• [SOURCE MATERIAL]
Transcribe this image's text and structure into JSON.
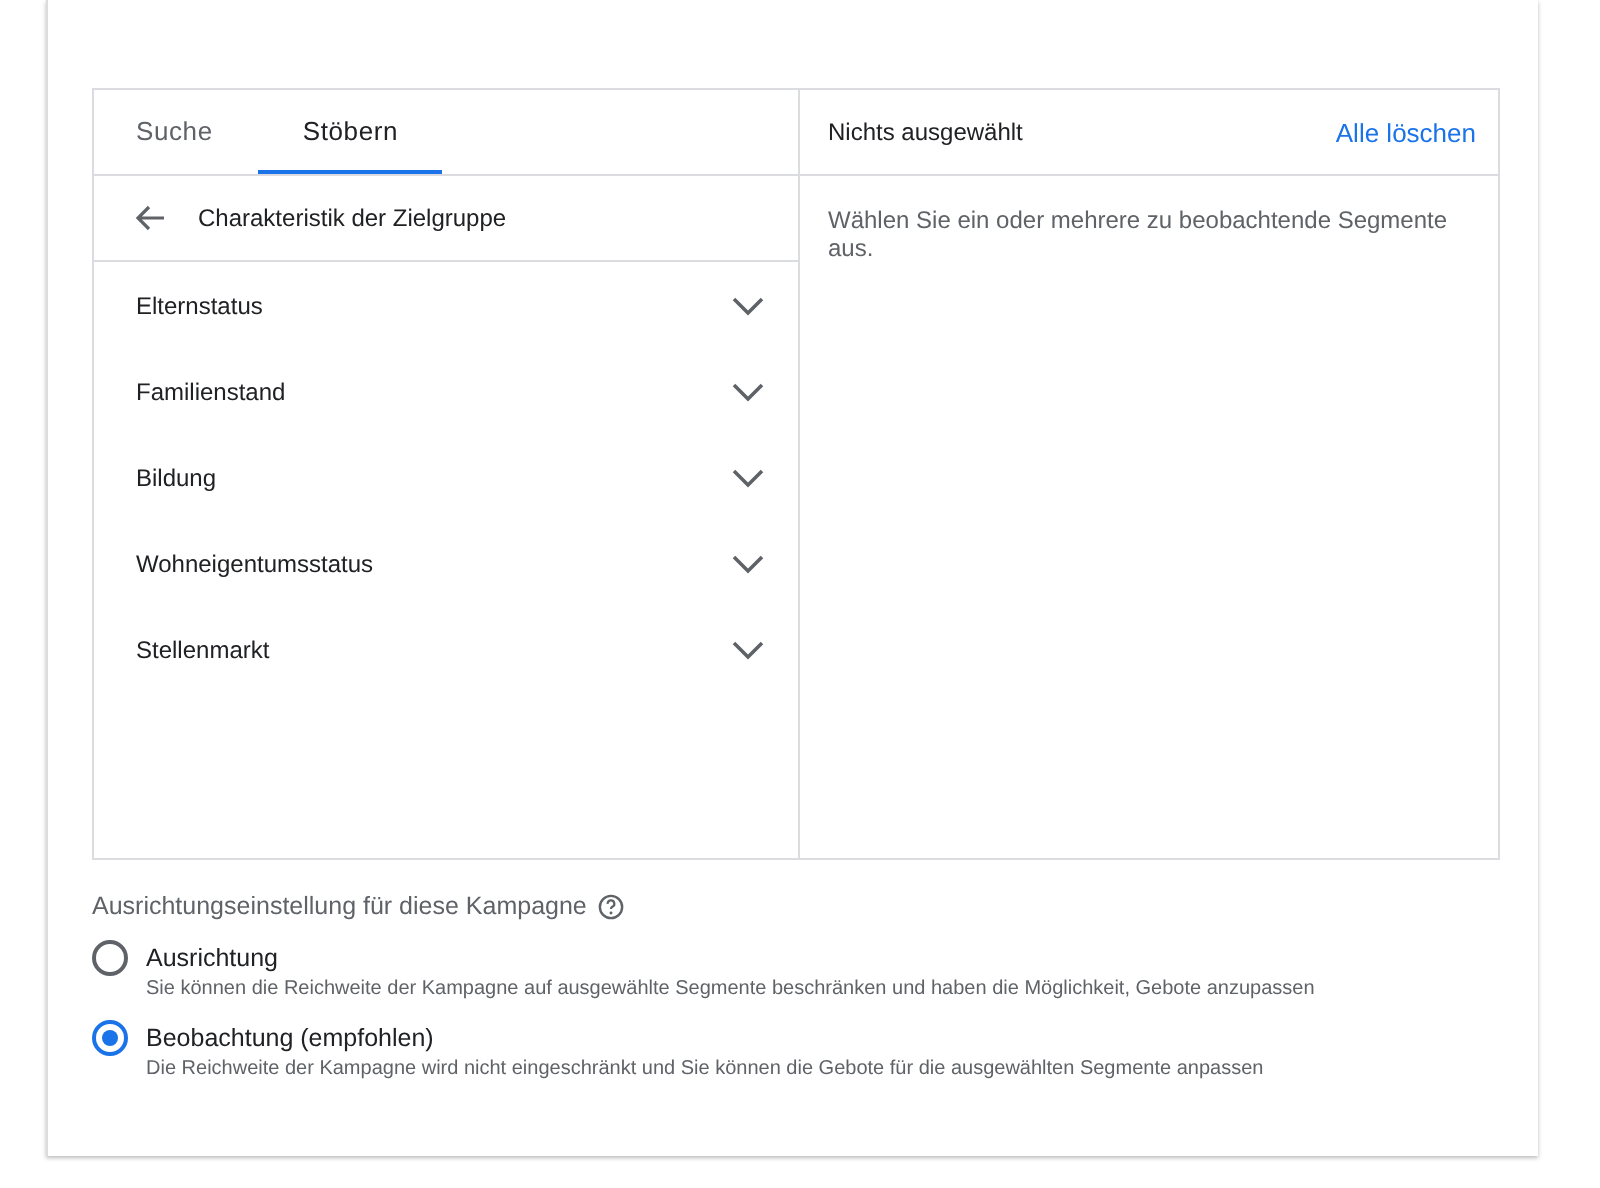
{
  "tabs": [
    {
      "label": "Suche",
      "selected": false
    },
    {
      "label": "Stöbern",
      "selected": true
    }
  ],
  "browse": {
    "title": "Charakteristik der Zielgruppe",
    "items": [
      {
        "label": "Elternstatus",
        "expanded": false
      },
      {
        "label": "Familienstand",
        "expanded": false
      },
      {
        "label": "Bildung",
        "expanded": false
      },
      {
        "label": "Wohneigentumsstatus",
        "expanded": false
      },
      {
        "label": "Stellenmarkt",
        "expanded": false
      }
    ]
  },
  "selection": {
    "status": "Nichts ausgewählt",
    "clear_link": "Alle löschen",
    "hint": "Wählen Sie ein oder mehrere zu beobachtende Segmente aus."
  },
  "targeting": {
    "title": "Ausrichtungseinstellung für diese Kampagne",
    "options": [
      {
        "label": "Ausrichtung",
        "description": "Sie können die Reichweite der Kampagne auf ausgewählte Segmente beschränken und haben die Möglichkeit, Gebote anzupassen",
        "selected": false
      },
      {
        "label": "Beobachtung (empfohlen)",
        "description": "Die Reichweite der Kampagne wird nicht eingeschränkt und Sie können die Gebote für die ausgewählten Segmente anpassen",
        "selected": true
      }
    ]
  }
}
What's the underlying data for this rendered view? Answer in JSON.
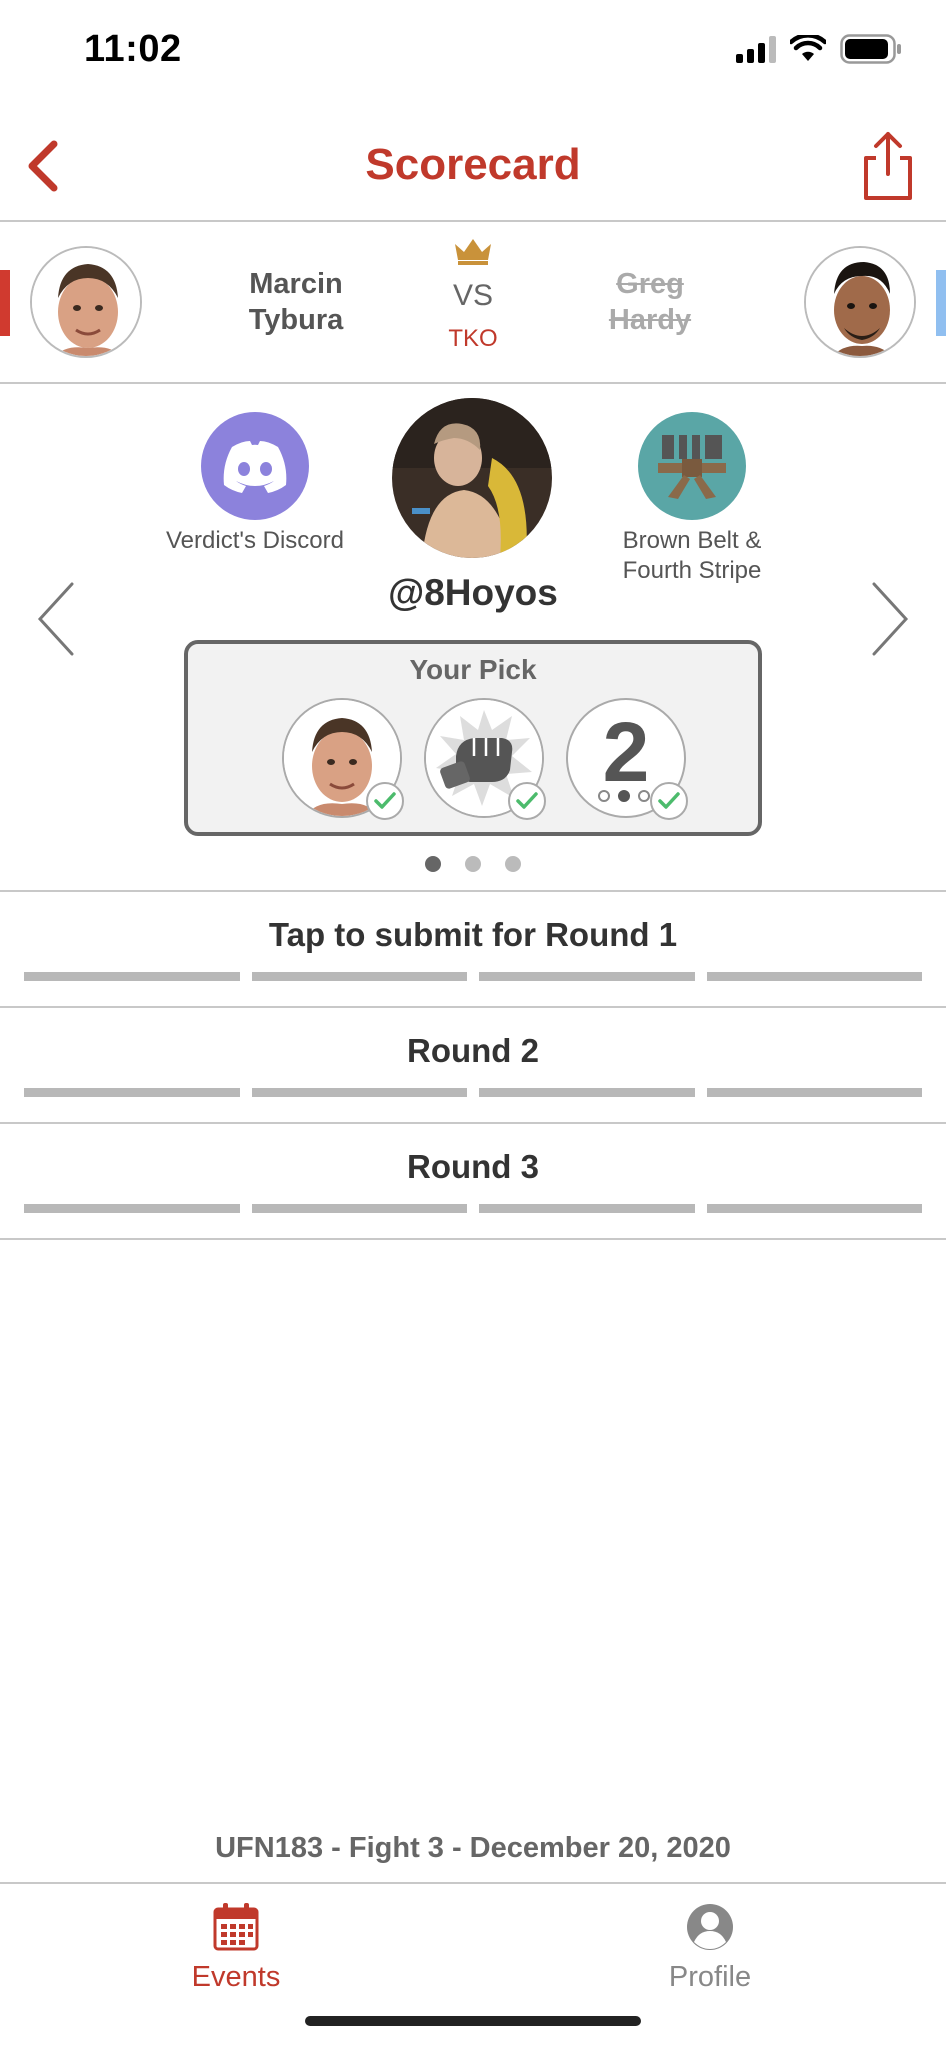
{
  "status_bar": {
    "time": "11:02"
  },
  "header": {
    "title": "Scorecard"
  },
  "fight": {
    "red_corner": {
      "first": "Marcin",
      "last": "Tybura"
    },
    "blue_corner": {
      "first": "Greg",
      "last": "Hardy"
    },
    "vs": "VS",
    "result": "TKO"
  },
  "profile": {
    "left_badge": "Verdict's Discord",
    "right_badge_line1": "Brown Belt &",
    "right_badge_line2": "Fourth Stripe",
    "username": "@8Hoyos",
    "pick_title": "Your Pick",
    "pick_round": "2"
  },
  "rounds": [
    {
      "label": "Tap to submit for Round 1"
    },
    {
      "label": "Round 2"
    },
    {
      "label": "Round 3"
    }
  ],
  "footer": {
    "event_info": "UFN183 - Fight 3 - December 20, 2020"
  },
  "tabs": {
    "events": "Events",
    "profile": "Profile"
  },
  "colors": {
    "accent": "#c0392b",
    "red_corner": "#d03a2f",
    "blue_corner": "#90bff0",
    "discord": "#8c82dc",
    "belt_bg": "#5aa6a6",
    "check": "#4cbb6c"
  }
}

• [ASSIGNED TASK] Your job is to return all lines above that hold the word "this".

• [TASK RESULT]
Transcribe this image's text and structure into JSON.
What's the underlying data for this rendered view? Answer in JSON.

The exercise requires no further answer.